Task instructions:
Go through the data below and gather each line containing "price".

(Supplied information begins)

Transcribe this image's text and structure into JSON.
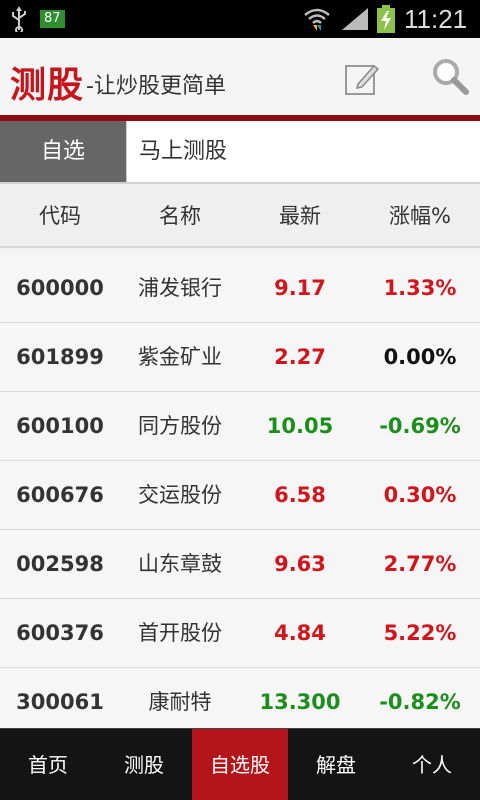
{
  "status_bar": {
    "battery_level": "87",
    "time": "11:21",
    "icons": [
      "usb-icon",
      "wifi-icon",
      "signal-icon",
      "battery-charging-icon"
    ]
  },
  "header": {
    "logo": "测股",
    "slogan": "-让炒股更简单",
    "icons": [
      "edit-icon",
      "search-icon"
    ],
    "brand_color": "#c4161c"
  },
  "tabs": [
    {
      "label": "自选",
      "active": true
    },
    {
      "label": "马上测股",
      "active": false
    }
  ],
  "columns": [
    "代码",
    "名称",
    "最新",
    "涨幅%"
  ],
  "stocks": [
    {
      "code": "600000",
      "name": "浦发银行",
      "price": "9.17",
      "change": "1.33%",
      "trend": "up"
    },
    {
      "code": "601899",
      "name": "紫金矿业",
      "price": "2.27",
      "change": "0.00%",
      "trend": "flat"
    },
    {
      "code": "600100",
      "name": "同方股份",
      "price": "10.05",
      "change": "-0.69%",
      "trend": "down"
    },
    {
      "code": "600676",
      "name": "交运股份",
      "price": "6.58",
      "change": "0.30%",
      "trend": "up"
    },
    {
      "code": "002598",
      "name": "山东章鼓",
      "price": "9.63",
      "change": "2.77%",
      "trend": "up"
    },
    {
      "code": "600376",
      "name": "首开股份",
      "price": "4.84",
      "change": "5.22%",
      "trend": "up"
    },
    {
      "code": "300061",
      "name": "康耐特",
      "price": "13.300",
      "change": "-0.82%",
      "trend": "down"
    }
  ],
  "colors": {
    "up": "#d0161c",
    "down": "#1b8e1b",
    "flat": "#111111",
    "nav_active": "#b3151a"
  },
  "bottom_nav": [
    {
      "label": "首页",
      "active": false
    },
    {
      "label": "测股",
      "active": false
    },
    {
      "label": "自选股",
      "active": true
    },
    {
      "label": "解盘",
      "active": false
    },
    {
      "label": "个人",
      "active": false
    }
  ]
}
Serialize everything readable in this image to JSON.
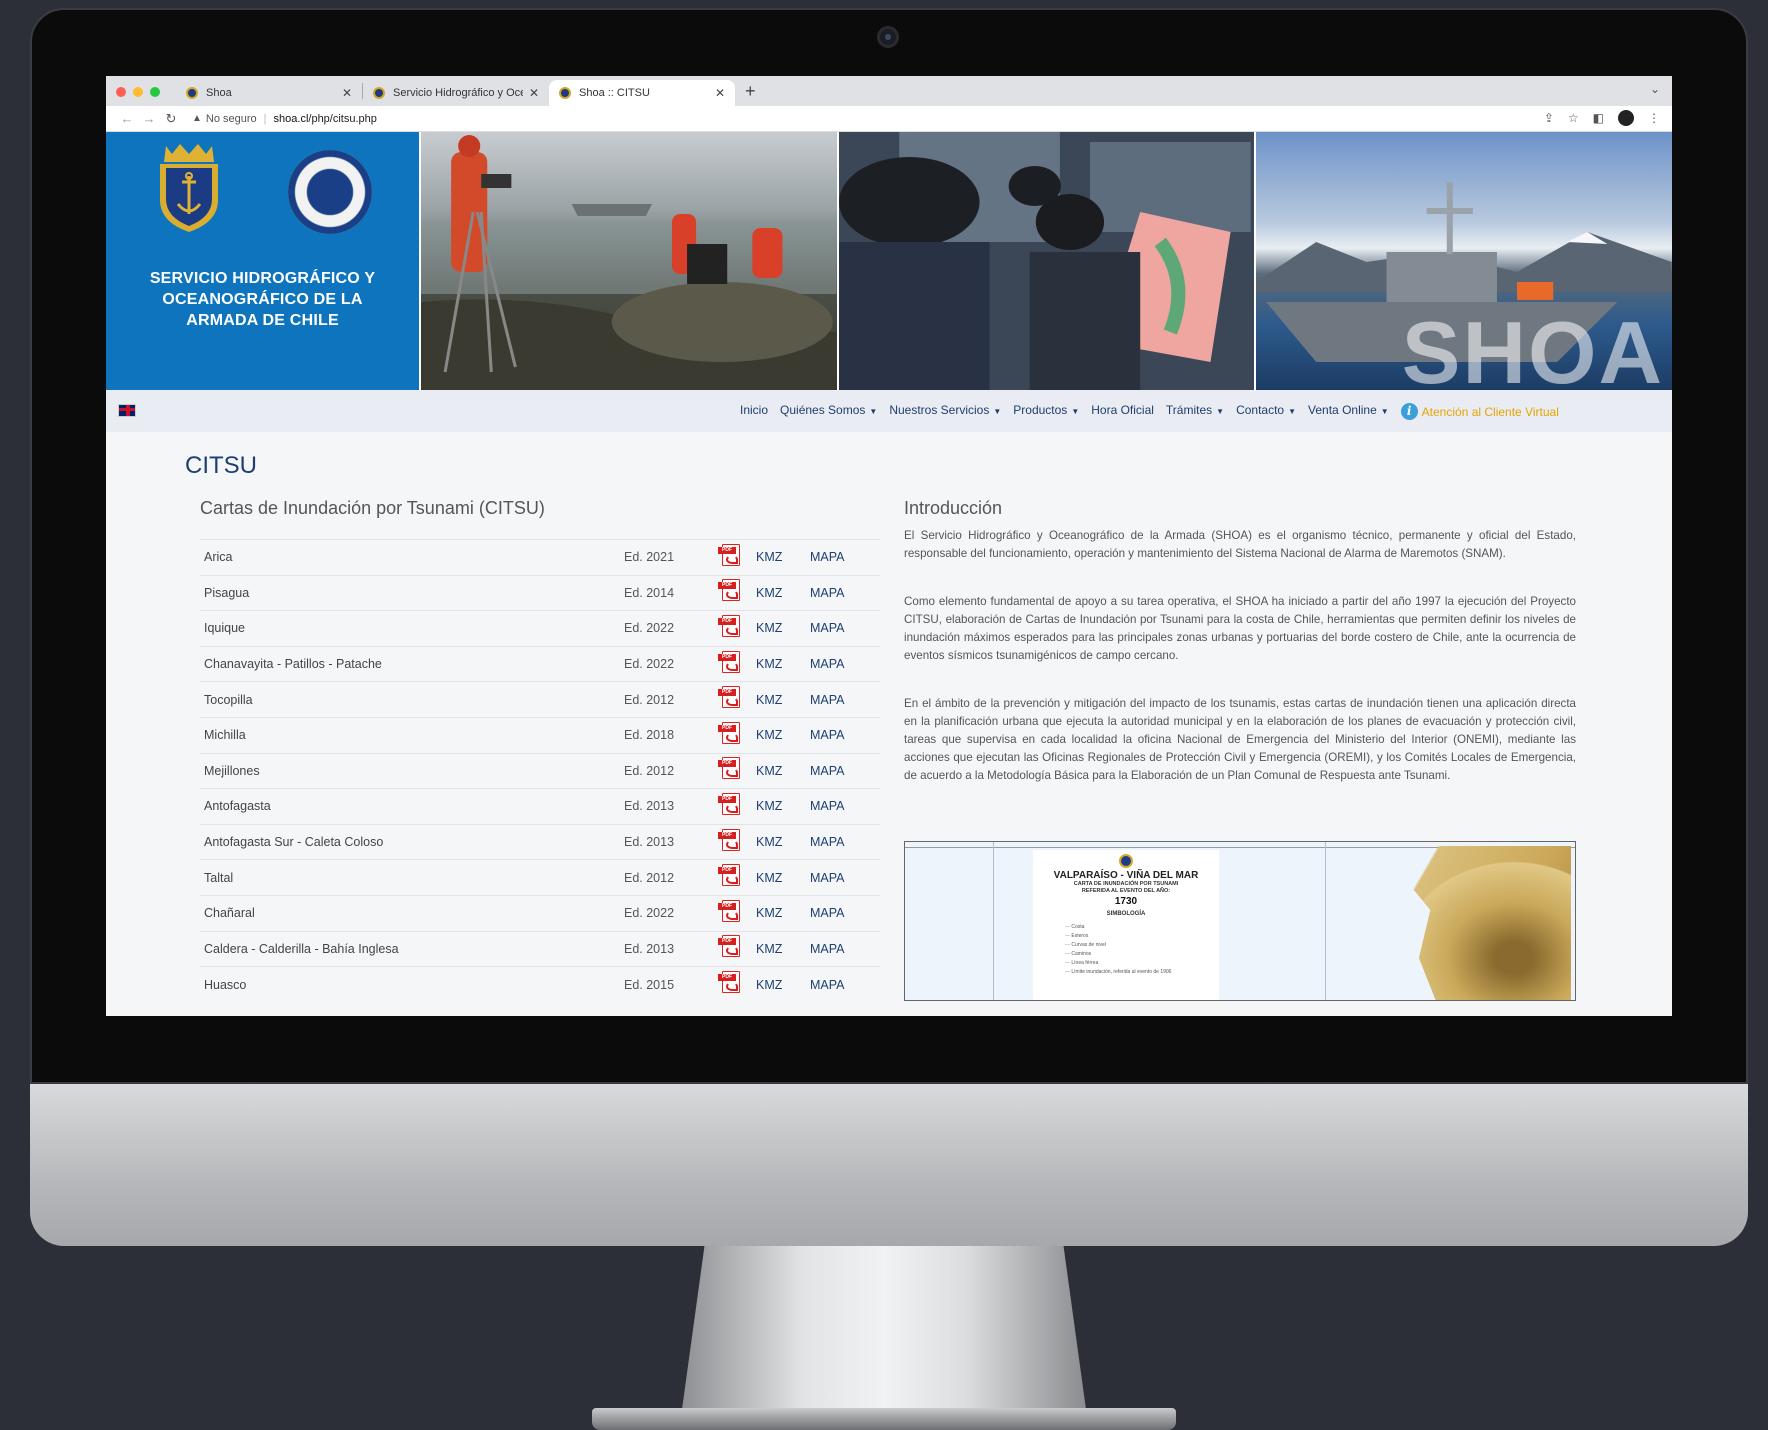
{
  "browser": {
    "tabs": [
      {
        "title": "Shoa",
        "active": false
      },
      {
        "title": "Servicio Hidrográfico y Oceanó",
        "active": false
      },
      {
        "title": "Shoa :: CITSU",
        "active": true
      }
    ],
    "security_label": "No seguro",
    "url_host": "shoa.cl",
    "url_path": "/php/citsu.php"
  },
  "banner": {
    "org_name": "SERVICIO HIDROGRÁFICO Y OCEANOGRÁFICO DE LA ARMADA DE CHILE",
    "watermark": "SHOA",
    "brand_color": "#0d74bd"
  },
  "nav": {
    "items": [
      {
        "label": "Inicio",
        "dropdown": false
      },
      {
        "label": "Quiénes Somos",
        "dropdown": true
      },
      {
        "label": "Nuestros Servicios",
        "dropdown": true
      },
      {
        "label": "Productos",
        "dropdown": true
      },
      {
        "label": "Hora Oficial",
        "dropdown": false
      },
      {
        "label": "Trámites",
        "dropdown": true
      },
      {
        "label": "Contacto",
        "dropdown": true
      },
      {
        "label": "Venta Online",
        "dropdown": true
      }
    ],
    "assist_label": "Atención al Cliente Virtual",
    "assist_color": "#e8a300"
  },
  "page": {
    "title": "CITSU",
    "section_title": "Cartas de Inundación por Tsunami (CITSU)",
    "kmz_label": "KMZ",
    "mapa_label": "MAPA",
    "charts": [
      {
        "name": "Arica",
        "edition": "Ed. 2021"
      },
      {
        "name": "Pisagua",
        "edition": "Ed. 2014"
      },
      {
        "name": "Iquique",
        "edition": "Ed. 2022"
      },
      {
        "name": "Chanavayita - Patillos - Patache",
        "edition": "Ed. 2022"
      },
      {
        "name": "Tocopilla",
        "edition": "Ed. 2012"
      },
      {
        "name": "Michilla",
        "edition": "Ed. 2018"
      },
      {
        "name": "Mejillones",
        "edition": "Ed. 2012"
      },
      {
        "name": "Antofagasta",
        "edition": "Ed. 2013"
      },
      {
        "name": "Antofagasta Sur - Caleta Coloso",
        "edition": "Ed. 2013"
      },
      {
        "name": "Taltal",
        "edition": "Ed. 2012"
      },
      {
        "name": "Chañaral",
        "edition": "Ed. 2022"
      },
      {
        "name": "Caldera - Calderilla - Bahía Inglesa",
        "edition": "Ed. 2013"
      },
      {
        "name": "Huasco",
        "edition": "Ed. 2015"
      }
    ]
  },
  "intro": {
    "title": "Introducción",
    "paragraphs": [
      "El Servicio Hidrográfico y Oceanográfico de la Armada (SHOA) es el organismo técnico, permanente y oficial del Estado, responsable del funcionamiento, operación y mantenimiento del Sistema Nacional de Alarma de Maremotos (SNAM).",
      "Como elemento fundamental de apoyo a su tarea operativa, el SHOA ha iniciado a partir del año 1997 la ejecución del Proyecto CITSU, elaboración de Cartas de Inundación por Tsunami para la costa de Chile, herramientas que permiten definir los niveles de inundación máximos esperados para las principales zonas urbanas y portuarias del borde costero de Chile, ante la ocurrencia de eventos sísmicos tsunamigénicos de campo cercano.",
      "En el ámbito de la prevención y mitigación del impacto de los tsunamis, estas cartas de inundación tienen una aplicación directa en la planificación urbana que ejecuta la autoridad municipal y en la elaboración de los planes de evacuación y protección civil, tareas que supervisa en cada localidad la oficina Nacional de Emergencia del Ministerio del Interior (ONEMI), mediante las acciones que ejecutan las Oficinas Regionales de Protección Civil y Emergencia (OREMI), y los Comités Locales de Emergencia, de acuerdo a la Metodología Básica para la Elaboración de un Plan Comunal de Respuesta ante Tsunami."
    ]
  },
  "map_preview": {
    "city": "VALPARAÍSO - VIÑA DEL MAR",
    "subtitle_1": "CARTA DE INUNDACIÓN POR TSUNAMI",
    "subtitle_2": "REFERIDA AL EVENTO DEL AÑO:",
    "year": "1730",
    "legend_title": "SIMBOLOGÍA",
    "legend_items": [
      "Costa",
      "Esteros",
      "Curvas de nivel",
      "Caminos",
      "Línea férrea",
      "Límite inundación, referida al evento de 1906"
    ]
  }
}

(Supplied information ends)

Result of the task:
      "price": "9.17",
      "price": "2.27",
      "price": "10.05",
      "price": "6.58",
      "price": "9.63",
      "price": "4.84",
      "price": "13.300",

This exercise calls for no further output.